**** DATASET ****

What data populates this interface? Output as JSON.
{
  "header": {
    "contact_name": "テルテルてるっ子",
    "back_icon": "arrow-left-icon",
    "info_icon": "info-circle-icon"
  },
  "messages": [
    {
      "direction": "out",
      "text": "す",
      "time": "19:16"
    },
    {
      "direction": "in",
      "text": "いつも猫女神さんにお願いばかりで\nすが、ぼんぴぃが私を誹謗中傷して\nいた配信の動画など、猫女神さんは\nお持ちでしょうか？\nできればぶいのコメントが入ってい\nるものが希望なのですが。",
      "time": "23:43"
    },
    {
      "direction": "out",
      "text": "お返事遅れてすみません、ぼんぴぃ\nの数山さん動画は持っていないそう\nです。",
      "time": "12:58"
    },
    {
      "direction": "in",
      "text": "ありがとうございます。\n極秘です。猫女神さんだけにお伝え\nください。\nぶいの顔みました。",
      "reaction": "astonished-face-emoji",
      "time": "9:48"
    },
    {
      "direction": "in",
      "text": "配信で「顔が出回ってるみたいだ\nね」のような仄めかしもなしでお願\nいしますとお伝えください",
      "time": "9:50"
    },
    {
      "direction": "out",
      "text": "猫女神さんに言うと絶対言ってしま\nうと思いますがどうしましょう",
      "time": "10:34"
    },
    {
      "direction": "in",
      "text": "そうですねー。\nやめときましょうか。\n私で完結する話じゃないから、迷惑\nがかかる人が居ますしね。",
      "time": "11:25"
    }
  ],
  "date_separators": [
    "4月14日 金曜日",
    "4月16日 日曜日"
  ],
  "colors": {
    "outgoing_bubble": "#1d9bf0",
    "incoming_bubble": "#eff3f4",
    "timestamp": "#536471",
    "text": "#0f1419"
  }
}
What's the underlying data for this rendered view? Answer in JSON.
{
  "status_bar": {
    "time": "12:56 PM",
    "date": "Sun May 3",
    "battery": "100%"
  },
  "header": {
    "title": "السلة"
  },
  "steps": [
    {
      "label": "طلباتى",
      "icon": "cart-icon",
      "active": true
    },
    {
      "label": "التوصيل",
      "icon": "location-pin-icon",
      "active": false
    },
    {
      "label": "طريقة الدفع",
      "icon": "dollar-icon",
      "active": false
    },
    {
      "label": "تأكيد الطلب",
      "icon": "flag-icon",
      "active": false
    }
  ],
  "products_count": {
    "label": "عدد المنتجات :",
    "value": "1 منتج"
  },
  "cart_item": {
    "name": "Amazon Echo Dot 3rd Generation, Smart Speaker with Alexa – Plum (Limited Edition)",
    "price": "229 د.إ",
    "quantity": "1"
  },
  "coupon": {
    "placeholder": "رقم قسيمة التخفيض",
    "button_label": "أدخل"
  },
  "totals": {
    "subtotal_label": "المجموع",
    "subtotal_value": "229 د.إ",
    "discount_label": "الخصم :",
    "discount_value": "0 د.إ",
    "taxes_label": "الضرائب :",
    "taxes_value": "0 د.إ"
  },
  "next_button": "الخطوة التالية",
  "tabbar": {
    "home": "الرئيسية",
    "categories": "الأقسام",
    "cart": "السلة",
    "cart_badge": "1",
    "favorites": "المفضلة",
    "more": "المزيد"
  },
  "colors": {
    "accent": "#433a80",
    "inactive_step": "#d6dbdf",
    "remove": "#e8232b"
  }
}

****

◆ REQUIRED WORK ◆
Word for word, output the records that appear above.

◆ REPLY TO THE EXERCISE ◆
What data populates this interface? Output as JSON.
{
  "header": {
    "contact_name": "テルテルてるっ子",
    "back_icon": "arrow-left-icon",
    "info_icon": "info-circle-icon"
  },
  "messages": [
    {
      "direction": "out",
      "text": "す",
      "time": "19:16"
    },
    {
      "direction": "in",
      "text": "いつも猫女神さんにお願いばかりで\nすが、ぼんぴぃが私を誹謗中傷して\nいた配信の動画など、猫女神さんは\nお持ちでしょうか？\nできればぶいのコメントが入ってい\nるものが希望なのですが。",
      "time": "23:43"
    },
    {
      "direction": "out",
      "text": "お返事遅れてすみません、ぼんぴぃ\nの数山さん動画は持っていないそう\nです。",
      "time": "12:58"
    },
    {
      "direction": "in",
      "text": "ありがとうございます。\n極秘です。猫女神さんだけにお伝え\nください。\nぶいの顔みました。",
      "reaction": "astonished-face-emoji",
      "time": "9:48"
    },
    {
      "direction": "in",
      "text": "配信で「顔が出回ってるみたいだ\nね」のような仄めかしもなしでお願\nいしますとお伝えください",
      "time": "9:50"
    },
    {
      "direction": "out",
      "text": "猫女神さんに言うと絶対言ってしま\nうと思いますがどうしましょう",
      "time": "10:34"
    },
    {
      "direction": "in",
      "text": "そうですねー。\nやめときましょうか。\n私で完結する話じゃないから、迷惑\nがかかる人が居ますしね。",
      "time": "11:25"
    }
  ],
  "date_separators": [
    "4月14日 金曜日",
    "4月16日 日曜日"
  ],
  "colors": {
    "outgoing_bubble": "#1d9bf0",
    "incoming_bubble": "#eff3f4",
    "timestamp": "#536471",
    "text": "#0f1419"
  }
}
What's the underlying data for this rendered view? Answer in JSON.
{
  "status_bar": {
    "time": "12:56 PM",
    "date": "Sun May 3",
    "battery": "100%"
  },
  "header": {
    "title": "السلة"
  },
  "steps": [
    {
      "label": "طلباتى",
      "icon": "cart-icon",
      "active": true
    },
    {
      "label": "التوصيل",
      "icon": "location-pin-icon",
      "active": false
    },
    {
      "label": "طريقة الدفع",
      "icon": "dollar-icon",
      "active": false
    },
    {
      "label": "تأكيد الطلب",
      "icon": "flag-icon",
      "active": false
    }
  ],
  "products_count": {
    "label": "عدد المنتجات :",
    "value": "1 منتج"
  },
  "cart_item": {
    "name": "Amazon Echo Dot 3rd Generation, Smart Speaker with Alexa – Plum (Limited Edition)",
    "price": "229 د.إ",
    "quantity": "1"
  },
  "coupon": {
    "placeholder": "رقم قسيمة التخفيض",
    "button_label": "أدخل"
  },
  "totals": {
    "subtotal_label": "المجموع",
    "subtotal_value": "229 د.إ",
    "discount_label": "الخصم :",
    "discount_value": "0 د.إ",
    "taxes_label": "الضرائب :",
    "taxes_value": "0 د.إ"
  },
  "next_button": "الخطوة التالية",
  "tabbar": {
    "home": "الرئيسية",
    "categories": "الأقسام",
    "cart": "السلة",
    "cart_badge": "1",
    "favorites": "المفضلة",
    "more": "المزيد"
  },
  "colors": {
    "accent": "#433a80",
    "inactive_step": "#d6dbdf",
    "remove": "#e8232b"
  }
}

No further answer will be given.